* _STUDY MATERIAL_
= Beginning of Section =
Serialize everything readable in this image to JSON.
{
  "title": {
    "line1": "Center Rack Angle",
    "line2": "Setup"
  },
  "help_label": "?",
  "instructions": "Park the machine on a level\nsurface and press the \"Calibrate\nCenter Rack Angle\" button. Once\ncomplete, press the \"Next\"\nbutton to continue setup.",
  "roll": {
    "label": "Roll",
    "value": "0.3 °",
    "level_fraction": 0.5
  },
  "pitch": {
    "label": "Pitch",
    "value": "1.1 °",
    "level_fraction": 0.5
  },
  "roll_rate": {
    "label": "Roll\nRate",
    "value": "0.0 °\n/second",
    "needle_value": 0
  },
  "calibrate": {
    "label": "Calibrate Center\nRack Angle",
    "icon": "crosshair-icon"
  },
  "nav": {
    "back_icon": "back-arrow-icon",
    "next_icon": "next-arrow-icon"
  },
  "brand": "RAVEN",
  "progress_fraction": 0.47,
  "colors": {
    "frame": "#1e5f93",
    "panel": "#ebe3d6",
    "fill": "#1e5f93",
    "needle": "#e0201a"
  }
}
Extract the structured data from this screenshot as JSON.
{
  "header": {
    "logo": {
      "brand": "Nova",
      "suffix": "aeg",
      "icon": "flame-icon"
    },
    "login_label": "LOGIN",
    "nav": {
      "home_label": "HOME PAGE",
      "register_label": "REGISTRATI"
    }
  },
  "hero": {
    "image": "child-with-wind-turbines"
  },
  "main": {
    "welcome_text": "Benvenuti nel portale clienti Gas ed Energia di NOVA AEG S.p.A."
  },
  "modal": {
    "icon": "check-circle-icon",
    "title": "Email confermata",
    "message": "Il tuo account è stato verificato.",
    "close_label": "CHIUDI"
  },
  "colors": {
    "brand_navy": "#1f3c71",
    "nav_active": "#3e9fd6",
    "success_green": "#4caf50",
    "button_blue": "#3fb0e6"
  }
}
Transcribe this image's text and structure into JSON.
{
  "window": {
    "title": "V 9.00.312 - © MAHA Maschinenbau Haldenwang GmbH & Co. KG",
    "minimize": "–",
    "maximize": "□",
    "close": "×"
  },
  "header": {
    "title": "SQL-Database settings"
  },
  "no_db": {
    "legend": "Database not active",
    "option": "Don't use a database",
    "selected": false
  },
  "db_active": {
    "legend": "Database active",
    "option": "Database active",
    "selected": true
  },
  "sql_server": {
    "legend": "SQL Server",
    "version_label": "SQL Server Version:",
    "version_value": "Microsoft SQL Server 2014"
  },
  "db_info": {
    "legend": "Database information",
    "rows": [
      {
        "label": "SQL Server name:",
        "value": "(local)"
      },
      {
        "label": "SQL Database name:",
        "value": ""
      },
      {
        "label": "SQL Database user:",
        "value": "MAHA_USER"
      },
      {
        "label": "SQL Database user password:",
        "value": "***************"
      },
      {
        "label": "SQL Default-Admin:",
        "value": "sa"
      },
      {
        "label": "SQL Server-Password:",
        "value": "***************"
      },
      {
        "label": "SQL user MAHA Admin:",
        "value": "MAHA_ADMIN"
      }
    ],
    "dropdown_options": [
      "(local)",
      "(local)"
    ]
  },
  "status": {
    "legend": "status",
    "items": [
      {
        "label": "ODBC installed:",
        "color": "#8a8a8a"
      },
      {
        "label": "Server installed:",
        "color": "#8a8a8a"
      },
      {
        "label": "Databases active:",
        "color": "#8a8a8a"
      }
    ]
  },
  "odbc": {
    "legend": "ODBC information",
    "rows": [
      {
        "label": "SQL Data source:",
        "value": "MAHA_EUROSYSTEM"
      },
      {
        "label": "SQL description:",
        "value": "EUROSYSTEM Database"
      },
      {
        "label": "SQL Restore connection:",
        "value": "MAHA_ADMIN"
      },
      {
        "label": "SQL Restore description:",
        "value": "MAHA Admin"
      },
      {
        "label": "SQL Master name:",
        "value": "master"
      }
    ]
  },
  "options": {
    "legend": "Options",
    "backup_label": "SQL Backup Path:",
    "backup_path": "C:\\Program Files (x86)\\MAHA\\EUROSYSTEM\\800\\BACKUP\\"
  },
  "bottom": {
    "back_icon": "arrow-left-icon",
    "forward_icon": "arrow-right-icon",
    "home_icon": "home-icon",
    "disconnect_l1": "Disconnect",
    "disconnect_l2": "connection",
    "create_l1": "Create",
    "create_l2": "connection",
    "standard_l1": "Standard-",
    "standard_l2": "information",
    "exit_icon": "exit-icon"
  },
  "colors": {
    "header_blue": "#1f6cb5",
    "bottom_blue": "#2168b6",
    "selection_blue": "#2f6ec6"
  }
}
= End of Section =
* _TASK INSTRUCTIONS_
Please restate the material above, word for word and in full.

* _SOLUTION FOR THIS TASK_
Serialize everything readable in this image to JSON.
{
  "title": {
    "line1": "Center Rack Angle",
    "line2": "Setup"
  },
  "help_label": "?",
  "instructions": "Park the machine on a level\nsurface and press the \"Calibrate\nCenter Rack Angle\" button. Once\ncomplete, press the \"Next\"\nbutton to continue setup.",
  "roll": {
    "label": "Roll",
    "value": "0.3 °",
    "level_fraction": 0.5
  },
  "pitch": {
    "label": "Pitch",
    "value": "1.1 °",
    "level_fraction": 0.5
  },
  "roll_rate": {
    "label": "Roll\nRate",
    "value": "0.0 °\n/second",
    "needle_value": 0
  },
  "calibrate": {
    "label": "Calibrate Center\nRack Angle",
    "icon": "crosshair-icon"
  },
  "nav": {
    "back_icon": "back-arrow-icon",
    "next_icon": "next-arrow-icon"
  },
  "brand": "RAVEN",
  "progress_fraction": 0.47,
  "colors": {
    "frame": "#1e5f93",
    "panel": "#ebe3d6",
    "fill": "#1e5f93",
    "needle": "#e0201a"
  }
}
Extract the structured data from this screenshot as JSON.
{
  "header": {
    "logo": {
      "brand": "Nova",
      "suffix": "aeg",
      "icon": "flame-icon"
    },
    "login_label": "LOGIN",
    "nav": {
      "home_label": "HOME PAGE",
      "register_label": "REGISTRATI"
    }
  },
  "hero": {
    "image": "child-with-wind-turbines"
  },
  "main": {
    "welcome_text": "Benvenuti nel portale clienti Gas ed Energia di NOVA AEG S.p.A."
  },
  "modal": {
    "icon": "check-circle-icon",
    "title": "Email confermata",
    "message": "Il tuo account è stato verificato.",
    "close_label": "CHIUDI"
  },
  "colors": {
    "brand_navy": "#1f3c71",
    "nav_active": "#3e9fd6",
    "success_green": "#4caf50",
    "button_blue": "#3fb0e6"
  }
}
Transcribe this image's text and structure into JSON.
{
  "window": {
    "title": "V 9.00.312 - © MAHA Maschinenbau Haldenwang GmbH & Co. KG",
    "minimize": "–",
    "maximize": "□",
    "close": "×"
  },
  "header": {
    "title": "SQL-Database settings"
  },
  "no_db": {
    "legend": "Database not active",
    "option": "Don't use a database",
    "selected": false
  },
  "db_active": {
    "legend": "Database active",
    "option": "Database active",
    "selected": true
  },
  "sql_server": {
    "legend": "SQL Server",
    "version_label": "SQL Server Version:",
    "version_value": "Microsoft SQL Server 2014"
  },
  "db_info": {
    "legend": "Database information",
    "rows": [
      {
        "label": "SQL Server name:",
        "value": "(local)"
      },
      {
        "label": "SQL Database name:",
        "value": ""
      },
      {
        "label": "SQL Database user:",
        "value": "MAHA_USER"
      },
      {
        "label": "SQL Database user password:",
        "value": "***************"
      },
      {
        "label": "SQL Default-Admin:",
        "value": "sa"
      },
      {
        "label": "SQL Server-Password:",
        "value": "***************"
      },
      {
        "label": "SQL user MAHA Admin:",
        "value": "MAHA_ADMIN"
      }
    ],
    "dropdown_options": [
      "(local)",
      "(local)"
    ]
  },
  "status": {
    "legend": "status",
    "items": [
      {
        "label": "ODBC installed:",
        "color": "#8a8a8a"
      },
      {
        "label": "Server installed:",
        "color": "#8a8a8a"
      },
      {
        "label": "Databases active:",
        "color": "#8a8a8a"
      }
    ]
  },
  "odbc": {
    "legend": "ODBC information",
    "rows": [
      {
        "label": "SQL Data source:",
        "value": "MAHA_EUROSYSTEM"
      },
      {
        "label": "SQL description:",
        "value": "EUROSYSTEM Database"
      },
      {
        "label": "SQL Restore connection:",
        "value": "MAHA_ADMIN"
      },
      {
        "label": "SQL Restore description:",
        "value": "MAHA Admin"
      },
      {
        "label": "SQL Master name:",
        "value": "master"
      }
    ]
  },
  "options": {
    "legend": "Options",
    "backup_label": "SQL Backup Path:",
    "backup_path": "C:\\Program Files (x86)\\MAHA\\EUROSYSTEM\\800\\BACKUP\\"
  },
  "bottom": {
    "back_icon": "arrow-left-icon",
    "forward_icon": "arrow-right-icon",
    "home_icon": "home-icon",
    "disconnect_l1": "Disconnect",
    "disconnect_l2": "connection",
    "create_l1": "Create",
    "create_l2": "connection",
    "standard_l1": "Standard-",
    "standard_l2": "information",
    "exit_icon": "exit-icon"
  },
  "colors": {
    "header_blue": "#1f6cb5",
    "bottom_blue": "#2168b6",
    "selection_blue": "#2f6ec6"
  }
}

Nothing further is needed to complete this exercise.